### Exercise data
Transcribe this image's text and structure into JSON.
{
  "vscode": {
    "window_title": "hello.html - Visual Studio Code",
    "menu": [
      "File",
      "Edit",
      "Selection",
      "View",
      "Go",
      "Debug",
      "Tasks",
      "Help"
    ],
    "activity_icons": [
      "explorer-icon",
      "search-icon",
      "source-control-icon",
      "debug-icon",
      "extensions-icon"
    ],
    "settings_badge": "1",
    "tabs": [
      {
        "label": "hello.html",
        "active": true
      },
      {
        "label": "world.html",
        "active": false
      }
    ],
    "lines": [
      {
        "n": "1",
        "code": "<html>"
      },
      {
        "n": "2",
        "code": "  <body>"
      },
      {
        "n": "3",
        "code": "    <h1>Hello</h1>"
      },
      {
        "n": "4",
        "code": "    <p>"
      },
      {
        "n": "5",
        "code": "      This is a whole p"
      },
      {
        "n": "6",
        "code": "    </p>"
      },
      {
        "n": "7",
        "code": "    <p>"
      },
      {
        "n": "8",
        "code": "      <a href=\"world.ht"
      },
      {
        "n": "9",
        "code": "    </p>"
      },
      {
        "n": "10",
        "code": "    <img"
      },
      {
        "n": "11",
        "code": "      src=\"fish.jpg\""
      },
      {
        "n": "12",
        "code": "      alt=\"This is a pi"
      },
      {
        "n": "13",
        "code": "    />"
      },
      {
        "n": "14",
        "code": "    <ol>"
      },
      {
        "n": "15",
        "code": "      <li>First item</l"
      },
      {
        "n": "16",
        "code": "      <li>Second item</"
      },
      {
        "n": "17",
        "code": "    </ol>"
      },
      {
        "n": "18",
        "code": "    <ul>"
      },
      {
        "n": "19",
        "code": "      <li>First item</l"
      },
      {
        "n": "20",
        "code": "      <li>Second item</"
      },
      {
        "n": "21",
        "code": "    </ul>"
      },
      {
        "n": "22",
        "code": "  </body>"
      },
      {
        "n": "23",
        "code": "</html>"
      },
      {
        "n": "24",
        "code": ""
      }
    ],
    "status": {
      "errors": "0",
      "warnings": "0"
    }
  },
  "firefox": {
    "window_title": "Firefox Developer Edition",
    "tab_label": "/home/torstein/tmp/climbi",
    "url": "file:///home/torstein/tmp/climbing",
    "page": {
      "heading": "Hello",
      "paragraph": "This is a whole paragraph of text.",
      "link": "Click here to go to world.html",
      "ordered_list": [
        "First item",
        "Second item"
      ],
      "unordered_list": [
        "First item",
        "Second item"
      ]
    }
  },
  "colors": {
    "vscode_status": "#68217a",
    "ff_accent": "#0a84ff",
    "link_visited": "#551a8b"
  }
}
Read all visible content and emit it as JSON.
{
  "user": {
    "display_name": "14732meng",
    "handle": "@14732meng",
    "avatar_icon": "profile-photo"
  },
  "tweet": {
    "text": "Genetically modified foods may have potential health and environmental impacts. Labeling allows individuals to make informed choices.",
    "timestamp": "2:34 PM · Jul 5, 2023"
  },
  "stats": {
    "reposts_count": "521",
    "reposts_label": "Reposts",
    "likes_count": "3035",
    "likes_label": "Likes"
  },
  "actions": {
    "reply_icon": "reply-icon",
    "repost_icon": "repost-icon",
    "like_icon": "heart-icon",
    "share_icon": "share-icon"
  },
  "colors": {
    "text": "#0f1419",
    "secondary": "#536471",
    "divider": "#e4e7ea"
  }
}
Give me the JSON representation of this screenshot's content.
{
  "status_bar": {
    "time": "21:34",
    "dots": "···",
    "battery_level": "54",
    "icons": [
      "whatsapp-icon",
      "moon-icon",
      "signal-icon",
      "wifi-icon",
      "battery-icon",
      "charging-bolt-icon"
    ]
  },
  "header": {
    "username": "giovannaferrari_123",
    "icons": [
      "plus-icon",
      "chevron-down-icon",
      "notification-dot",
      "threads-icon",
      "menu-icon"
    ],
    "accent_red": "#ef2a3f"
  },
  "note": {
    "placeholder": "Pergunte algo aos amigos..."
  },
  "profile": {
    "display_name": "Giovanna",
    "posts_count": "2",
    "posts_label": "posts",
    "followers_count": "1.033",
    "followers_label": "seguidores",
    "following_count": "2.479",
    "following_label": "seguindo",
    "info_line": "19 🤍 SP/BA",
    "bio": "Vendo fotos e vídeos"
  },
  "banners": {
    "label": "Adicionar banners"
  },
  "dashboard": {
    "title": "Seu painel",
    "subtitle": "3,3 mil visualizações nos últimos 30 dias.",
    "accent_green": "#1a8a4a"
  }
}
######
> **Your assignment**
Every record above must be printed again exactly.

> **Reply**
Transcribe this image's text and structure into JSON.
{
  "vscode": {
    "window_title": "hello.html - Visual Studio Code",
    "menu": [
      "File",
      "Edit",
      "Selection",
      "View",
      "Go",
      "Debug",
      "Tasks",
      "Help"
    ],
    "activity_icons": [
      "explorer-icon",
      "search-icon",
      "source-control-icon",
      "debug-icon",
      "extensions-icon"
    ],
    "settings_badge": "1",
    "tabs": [
      {
        "label": "hello.html",
        "active": true
      },
      {
        "label": "world.html",
        "active": false
      }
    ],
    "lines": [
      {
        "n": "1",
        "code": "<html>"
      },
      {
        "n": "2",
        "code": "  <body>"
      },
      {
        "n": "3",
        "code": "    <h1>Hello</h1>"
      },
      {
        "n": "4",
        "code": "    <p>"
      },
      {
        "n": "5",
        "code": "      This is a whole p"
      },
      {
        "n": "6",
        "code": "    </p>"
      },
      {
        "n": "7",
        "code": "    <p>"
      },
      {
        "n": "8",
        "code": "      <a href=\"world.ht"
      },
      {
        "n": "9",
        "code": "    </p>"
      },
      {
        "n": "10",
        "code": "    <img"
      },
      {
        "n": "11",
        "code": "      src=\"fish.jpg\""
      },
      {
        "n": "12",
        "code": "      alt=\"This is a pi"
      },
      {
        "n": "13",
        "code": "    />"
      },
      {
        "n": "14",
        "code": "    <ol>"
      },
      {
        "n": "15",
        "code": "      <li>First item</l"
      },
      {
        "n": "16",
        "code": "      <li>Second item</"
      },
      {
        "n": "17",
        "code": "    </ol>"
      },
      {
        "n": "18",
        "code": "    <ul>"
      },
      {
        "n": "19",
        "code": "      <li>First item</l"
      },
      {
        "n": "20",
        "code": "      <li>Second item</"
      },
      {
        "n": "21",
        "code": "    </ul>"
      },
      {
        "n": "22",
        "code": "  </body>"
      },
      {
        "n": "23",
        "code": "</html>"
      },
      {
        "n": "24",
        "code": ""
      }
    ],
    "status": {
      "errors": "0",
      "warnings": "0"
    }
  },
  "firefox": {
    "window_title": "Firefox Developer Edition",
    "tab_label": "/home/torstein/tmp/climbi",
    "url": "file:///home/torstein/tmp/climbing",
    "page": {
      "heading": "Hello",
      "paragraph": "This is a whole paragraph of text.",
      "link": "Click here to go to world.html",
      "ordered_list": [
        "First item",
        "Second item"
      ],
      "unordered_list": [
        "First item",
        "Second item"
      ]
    }
  },
  "colors": {
    "vscode_status": "#68217a",
    "ff_accent": "#0a84ff",
    "link_visited": "#551a8b"
  }
}
Read all visible content and emit it as JSON.
{
  "user": {
    "display_name": "14732meng",
    "handle": "@14732meng",
    "avatar_icon": "profile-photo"
  },
  "tweet": {
    "text": "Genetically modified foods may have potential health and environmental impacts. Labeling allows individuals to make informed choices.",
    "timestamp": "2:34 PM · Jul 5, 2023"
  },
  "stats": {
    "reposts_count": "521",
    "reposts_label": "Reposts",
    "likes_count": "3035",
    "likes_label": "Likes"
  },
  "actions": {
    "reply_icon": "reply-icon",
    "repost_icon": "repost-icon",
    "like_icon": "heart-icon",
    "share_icon": "share-icon"
  },
  "colors": {
    "text": "#0f1419",
    "secondary": "#536471",
    "divider": "#e4e7ea"
  }
}
Give me the JSON representation of this screenshot's content.
{
  "status_bar": {
    "time": "21:34",
    "dots": "···",
    "battery_level": "54",
    "icons": [
      "whatsapp-icon",
      "moon-icon",
      "signal-icon",
      "wifi-icon",
      "battery-icon",
      "charging-bolt-icon"
    ]
  },
  "header": {
    "username": "giovannaferrari_123",
    "icons": [
      "plus-icon",
      "chevron-down-icon",
      "notification-dot",
      "threads-icon",
      "menu-icon"
    ],
    "accent_red": "#ef2a3f"
  },
  "note": {
    "placeholder": "Pergunte algo aos amigos..."
  },
  "profile": {
    "display_name": "Giovanna",
    "posts_count": "2",
    "posts_label": "posts",
    "followers_count": "1.033",
    "followers_label": "seguidores",
    "following_count": "2.479",
    "following_label": "seguindo",
    "info_line": "19 🤍 SP/BA",
    "bio": "Vendo fotos e vídeos"
  },
  "banners": {
    "label": "Adicionar banners"
  },
  "dashboard": {
    "title": "Seu painel",
    "subtitle": "3,3 mil visualizações nos últimos 30 dias.",
    "accent_green": "#1a8a4a"
  }
}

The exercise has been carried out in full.